◆ Exercise instructions: If a line below contains the string "JSON", copy it out.

◆ Records for this task:

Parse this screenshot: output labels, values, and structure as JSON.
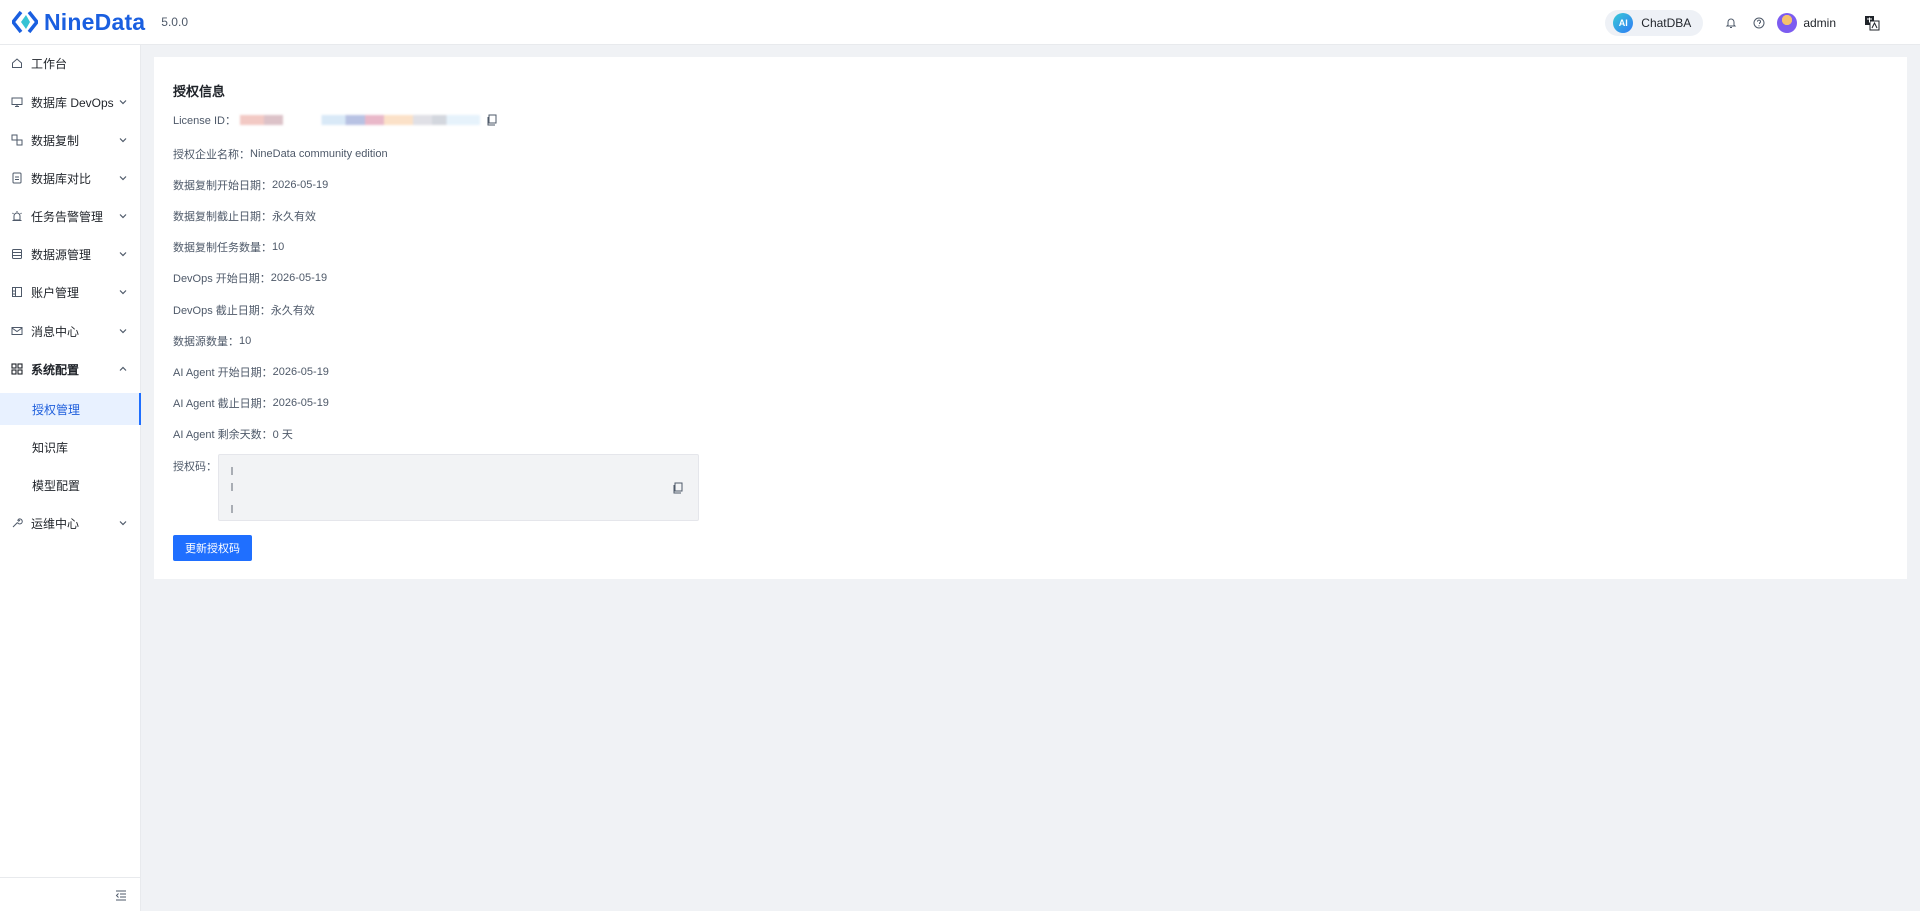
{
  "brand": {
    "name": "NineData",
    "version": "5.0.0",
    "color": "#1a5fe0"
  },
  "header": {
    "chatdba": {
      "badge": "AI",
      "label": "ChatDBA"
    },
    "user_name": "admin",
    "icons": [
      "bell-icon",
      "help-icon",
      "language-icon"
    ]
  },
  "sidebar": {
    "items": [
      {
        "label": "工作台",
        "icon": "home-icon",
        "expandable": false
      },
      {
        "label": "数据库 DevOps",
        "icon": "monitor-icon",
        "expandable": true
      },
      {
        "label": "数据复制",
        "icon": "replicate-icon",
        "expandable": true
      },
      {
        "label": "数据库对比",
        "icon": "compare-icon",
        "expandable": true
      },
      {
        "label": "任务告警管理",
        "icon": "alarm-icon",
        "expandable": true
      },
      {
        "label": "数据源管理",
        "icon": "database-icon",
        "expandable": true
      },
      {
        "label": "账户管理",
        "icon": "account-icon",
        "expandable": true
      },
      {
        "label": "消息中心",
        "icon": "mail-icon",
        "expandable": true
      },
      {
        "label": "系统配置",
        "icon": "grid-icon",
        "expandable": true,
        "expanded": true
      },
      {
        "label": "运维中心",
        "icon": "wrench-icon",
        "expandable": true
      }
    ],
    "sub_items": [
      {
        "label": "授权管理",
        "active": true
      },
      {
        "label": "知识库",
        "active": false
      },
      {
        "label": "模型配置",
        "active": false
      }
    ]
  },
  "license": {
    "title": "授权信息",
    "license_id_label": "License ID：",
    "rows": [
      {
        "label": "授权企业名称：",
        "value": "NineData community edition"
      },
      {
        "label": "数据复制开始日期：",
        "value": "2026-05-19"
      },
      {
        "label": "数据复制截止日期：",
        "value": "永久有效"
      },
      {
        "label": "数据复制任务数量：",
        "value": "10"
      },
      {
        "label": "DevOps 开始日期：",
        "value": "2026-05-19"
      },
      {
        "label": "DevOps 截止日期：",
        "value": "永久有效"
      },
      {
        "label": "数据源数量：",
        "value": "10"
      },
      {
        "label": "AI Agent 开始日期：",
        "value": "2026-05-19"
      },
      {
        "label": "AI Agent 截止日期：",
        "value": "2026-05-19"
      },
      {
        "label": "AI Agent 剩余天数：",
        "value": "0 天"
      }
    ],
    "code_label": "授权码：",
    "update_button": "更新授权码"
  },
  "colors": {
    "primary": "#1f6fff",
    "active_bg": "#e8f1ff",
    "page_bg": "#f0f2f5"
  }
}
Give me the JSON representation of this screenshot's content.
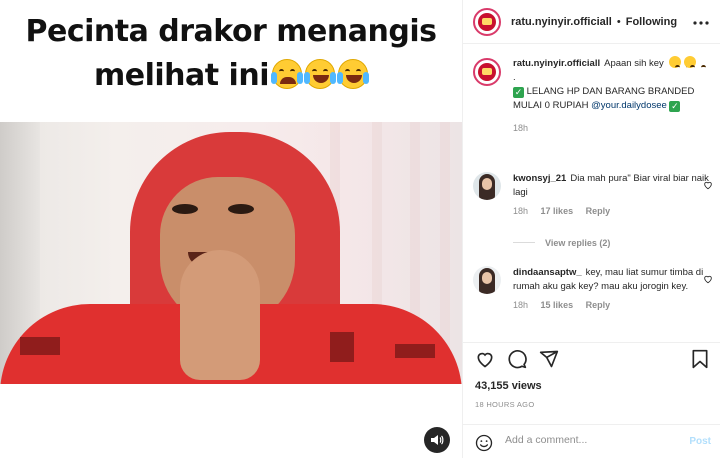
{
  "video": {
    "caption_line1": "Pecinta drakor menangis",
    "caption_line2": "melihat ini",
    "caption_emojis": [
      "loudly-crying-face",
      "face-with-tears-of-joy",
      "face-with-tears-of-joy"
    ],
    "audio_icon": "speaker-icon"
  },
  "header": {
    "username": "ratu.nyinyir.officiall",
    "separator": "•",
    "follow_state": "Following",
    "more_icon": "ellipsis-icon"
  },
  "post": {
    "username": "ratu.nyinyir.officiall",
    "text_line1": "Apaan sih key",
    "text_line2": ".",
    "text_line3": "LELANG HP DAN BARANG BRANDED",
    "text_line4_prefix": "MULAI 0 RUPIAH ",
    "mention": "@your.dailydosee",
    "time": "18h"
  },
  "comments": [
    {
      "username": "kwonsyj_21",
      "text": "Dia mah pura\" Biar viral biar naik lagi",
      "time": "18h",
      "likes": "17 likes",
      "reply": "Reply",
      "view_replies": "View replies (2)"
    },
    {
      "username": "dindaansaptw_",
      "text": "key, mau liat sumur timba di rumah aku gak key? mau aku jorogin key.",
      "time": "18h",
      "likes": "15 likes",
      "reply": "Reply"
    }
  ],
  "stats": {
    "views": "43,155 views",
    "ago": "18 HOURS AGO"
  },
  "composer": {
    "placeholder": "Add a comment...",
    "post_label": "Post"
  },
  "colors": {
    "accent": "#0095f6",
    "post_disabled": "#b2dffc",
    "like_green_check": "#2ea44f"
  }
}
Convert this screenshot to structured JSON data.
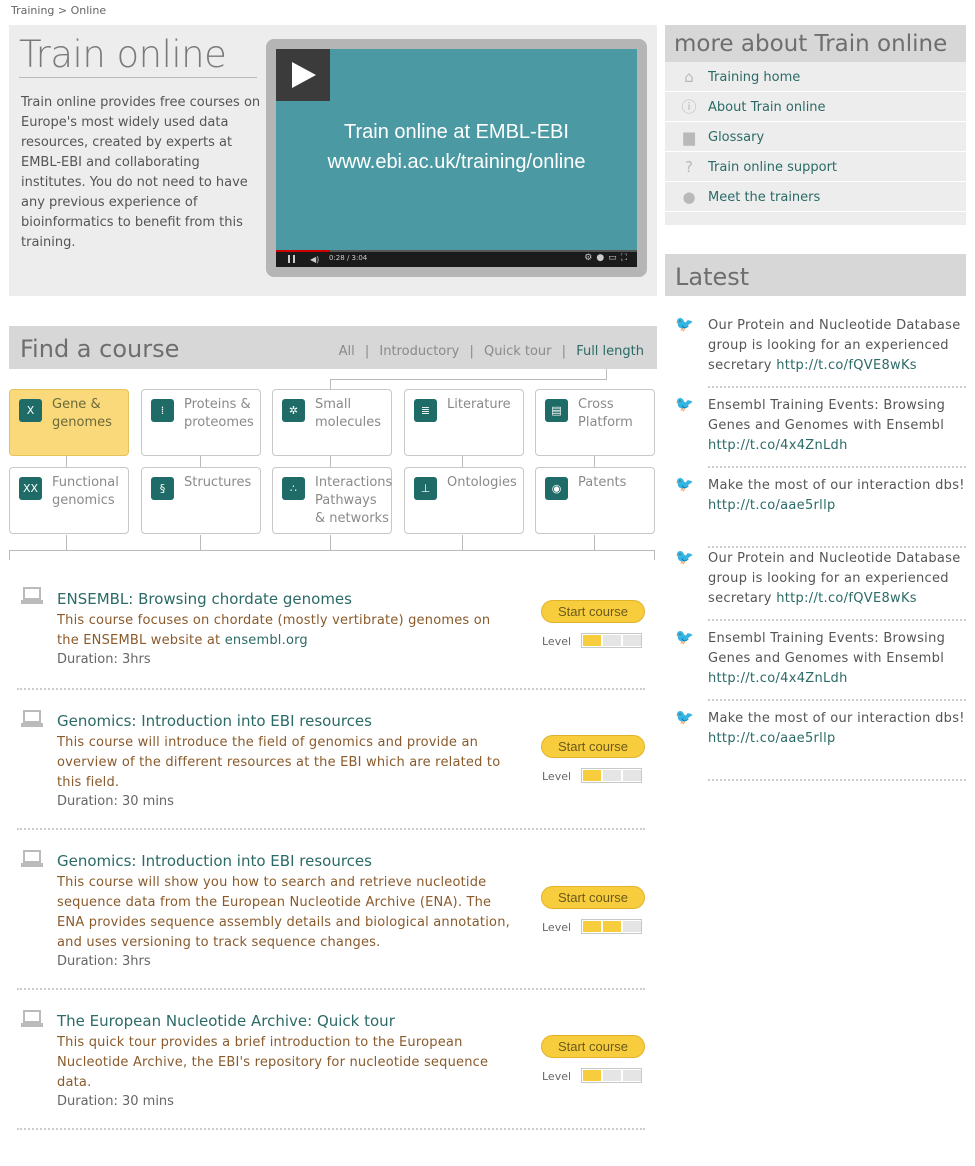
{
  "breadcrumb": {
    "part1": "Training",
    "sep": ">",
    "part2": "Online"
  },
  "hero": {
    "title": "Train online",
    "text": "Train online provides free courses on Europe's most widely used data resources, created by experts at EMBL-EBI and collaborating institutes. You do not need to have any previous experience of bioinformatics to benefit from this training.",
    "video": {
      "line1": "Train online at EMBL-EBI",
      "line2": "www.ebi.ac.uk/training/online",
      "time": "0:28 / 3:04",
      "progress": 0.15
    }
  },
  "more": {
    "title": "more about Train online",
    "items": [
      {
        "label": "Training home",
        "icon": "home-icon"
      },
      {
        "label": "About Train online",
        "icon": "info-icon"
      },
      {
        "label": "Glossary",
        "icon": "book-icon"
      },
      {
        "label": "Train online support",
        "icon": "question-icon"
      },
      {
        "label": "Meet the trainers",
        "icon": "speech-icon"
      }
    ]
  },
  "latest": {
    "title": "Latest",
    "tweets": [
      {
        "text": "Our Protein and Nucleotide Database group is looking for an experienced secretary",
        "link": "http://t.co/fQVE8wKs"
      },
      {
        "text": "Ensembl Training Events: Browsing Genes and Genomes with Ensembl",
        "link": "http://t.co/4x4ZnLdh"
      },
      {
        "text": "Make the most of our interaction dbs!",
        "link": "http://t.co/aae5rllp"
      },
      {
        "text": "Our Protein and Nucleotide Database group is looking for an experienced secretary",
        "link": "http://t.co/fQVE8wKs"
      },
      {
        "text": "Ensembl Training Events: Browsing Genes and Genomes with Ensembl",
        "link": "http://t.co/4x4ZnLdh"
      },
      {
        "text": "Make the most of our interaction dbs!",
        "link": "http://t.co/aae5rllp"
      }
    ]
  },
  "find": {
    "title": "Find a course",
    "filters": [
      "All",
      "Introductory",
      "Quick tour",
      "Full length"
    ],
    "filter_sep": "|",
    "categories": [
      {
        "label": "Gene & genomes",
        "icon": "dna-icon",
        "selected": true
      },
      {
        "label": "Proteins & proteomes",
        "icon": "protein-icon",
        "selected": false
      },
      {
        "label": "Small molecules",
        "icon": "molecule-icon",
        "selected": false
      },
      {
        "label": "Literature",
        "icon": "document-icon",
        "selected": false
      },
      {
        "label": "Cross Platform",
        "icon": "platform-icon",
        "selected": false
      },
      {
        "label": "Functional genomics",
        "icon": "chromosome-icon",
        "selected": false
      },
      {
        "label": "Structures",
        "icon": "structure-icon",
        "selected": false
      },
      {
        "label": "Interactions Pathways & networks",
        "icon": "network-icon",
        "selected": false
      },
      {
        "label": "Ontologies",
        "icon": "hierarchy-icon",
        "selected": false
      },
      {
        "label": "Patents",
        "icon": "patent-icon",
        "selected": false
      }
    ]
  },
  "courses": [
    {
      "title": "ENSEMBL: Browsing chordate genomes",
      "desc": "This course focuses on chordate (mostly vertibrate) genomes on the ENSEMBL website at",
      "link": "ensembl.org",
      "duration": "Duration: 3hrs",
      "start": "Start course",
      "level_label": "Level",
      "level": 1
    },
    {
      "title": "Genomics: Introduction into EBI resources",
      "desc": "This course will introduce the field of genomics and provide an overview of the different resources at the EBI which are related to this field.",
      "link": "",
      "duration": "Duration: 30 mins",
      "start": "Start course",
      "level_label": "Level",
      "level": 1
    },
    {
      "title": "Genomics: Introduction into EBI resources",
      "desc": "This course will show you how to search and retrieve nucleotide sequence data from the European Nucleotide Archive (ENA). The ENA provides sequence assembly details and biological annotation, and uses versioning to track sequence changes.",
      "link": "",
      "duration": "Duration: 3hrs",
      "start": "Start course",
      "level_label": "Level",
      "level": 2
    },
    {
      "title": "The European Nucleotide Archive: Quick tour",
      "desc": "This quick tour provides a brief introduction to the European Nucleotide Archive, the EBI's repository for nucleotide sequence data.",
      "link": "",
      "duration": "Duration: 30 mins",
      "start": "Start course",
      "level_label": "Level",
      "level": 1
    }
  ]
}
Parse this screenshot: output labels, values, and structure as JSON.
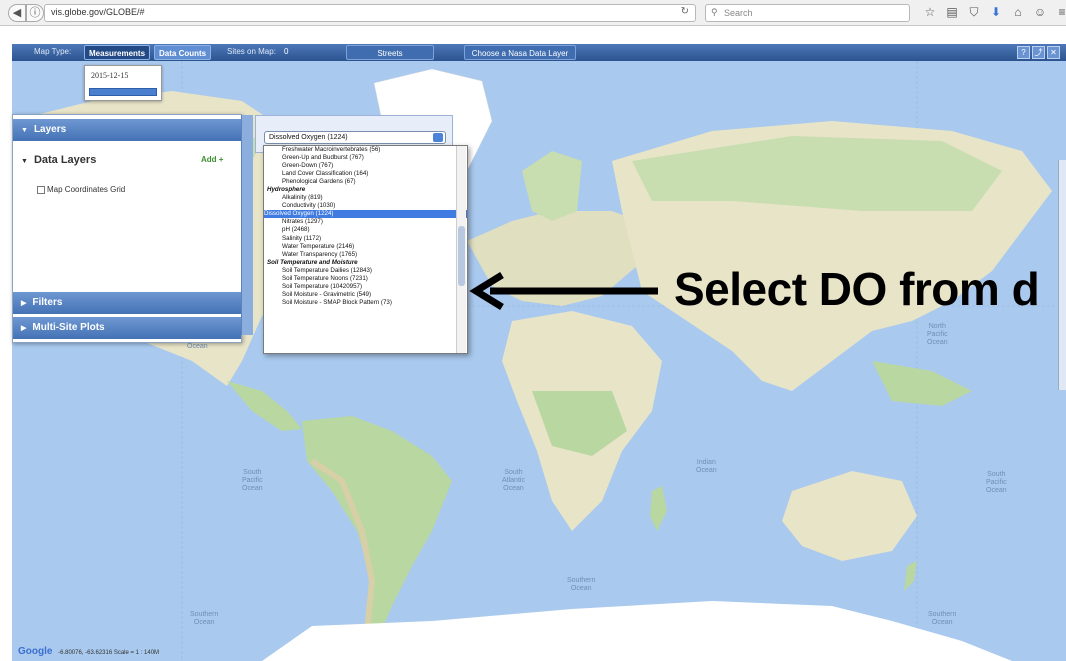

◆ Written reply:
Parse this screenshot: output labels, values, and structure as JSON.
Give me the JSON representation of this screenshot's content.
Convert this screenshot to structured JSON data.
Parse this screenshot: output labels, values, and structure as JSON.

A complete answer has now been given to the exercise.